> _TASK INSTRUCTIONS_
Please read the records below and return each line holding the string "desc".

Top of DATA TO PROCESS

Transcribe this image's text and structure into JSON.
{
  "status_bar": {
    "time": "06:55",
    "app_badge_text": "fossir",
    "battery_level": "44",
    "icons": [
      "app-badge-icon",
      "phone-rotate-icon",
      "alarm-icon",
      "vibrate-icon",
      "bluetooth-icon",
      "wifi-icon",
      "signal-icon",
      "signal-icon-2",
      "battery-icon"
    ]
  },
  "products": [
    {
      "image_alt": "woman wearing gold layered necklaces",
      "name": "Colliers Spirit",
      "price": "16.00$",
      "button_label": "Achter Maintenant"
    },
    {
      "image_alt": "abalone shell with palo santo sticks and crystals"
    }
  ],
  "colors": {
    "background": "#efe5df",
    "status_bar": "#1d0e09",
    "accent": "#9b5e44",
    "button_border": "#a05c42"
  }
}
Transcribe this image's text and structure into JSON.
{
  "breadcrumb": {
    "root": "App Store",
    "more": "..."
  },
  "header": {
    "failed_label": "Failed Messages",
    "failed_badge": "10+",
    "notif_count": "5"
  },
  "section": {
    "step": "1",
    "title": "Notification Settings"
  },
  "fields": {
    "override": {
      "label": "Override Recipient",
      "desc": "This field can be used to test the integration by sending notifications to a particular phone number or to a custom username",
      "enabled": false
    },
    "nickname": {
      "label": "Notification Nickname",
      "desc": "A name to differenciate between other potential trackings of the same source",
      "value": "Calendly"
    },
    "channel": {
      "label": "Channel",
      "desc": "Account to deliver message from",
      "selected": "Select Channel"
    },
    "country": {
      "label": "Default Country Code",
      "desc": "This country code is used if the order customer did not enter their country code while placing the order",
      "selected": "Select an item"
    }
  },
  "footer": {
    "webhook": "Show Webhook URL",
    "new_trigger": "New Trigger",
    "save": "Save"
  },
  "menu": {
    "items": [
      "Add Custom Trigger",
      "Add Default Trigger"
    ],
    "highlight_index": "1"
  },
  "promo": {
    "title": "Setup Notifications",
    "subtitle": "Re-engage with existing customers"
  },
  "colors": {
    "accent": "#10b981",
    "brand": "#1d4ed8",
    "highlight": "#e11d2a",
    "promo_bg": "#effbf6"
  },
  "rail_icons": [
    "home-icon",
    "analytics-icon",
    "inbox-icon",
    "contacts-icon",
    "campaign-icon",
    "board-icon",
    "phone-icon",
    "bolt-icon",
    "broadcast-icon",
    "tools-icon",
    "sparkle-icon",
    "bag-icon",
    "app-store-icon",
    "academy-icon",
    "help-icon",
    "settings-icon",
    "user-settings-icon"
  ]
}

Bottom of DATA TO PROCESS

> _ANSWER TO THE EXERCISE_
      "desc": "This field can be used to test the integration by sending notifications to a particular phone number or to a custom username",
      "desc": "A name to differenciate between other potential trackings of the same source",
      "desc": "Account to deliver message from",
      "desc": "This country code is used if the order customer did not enter their country code while placing the order",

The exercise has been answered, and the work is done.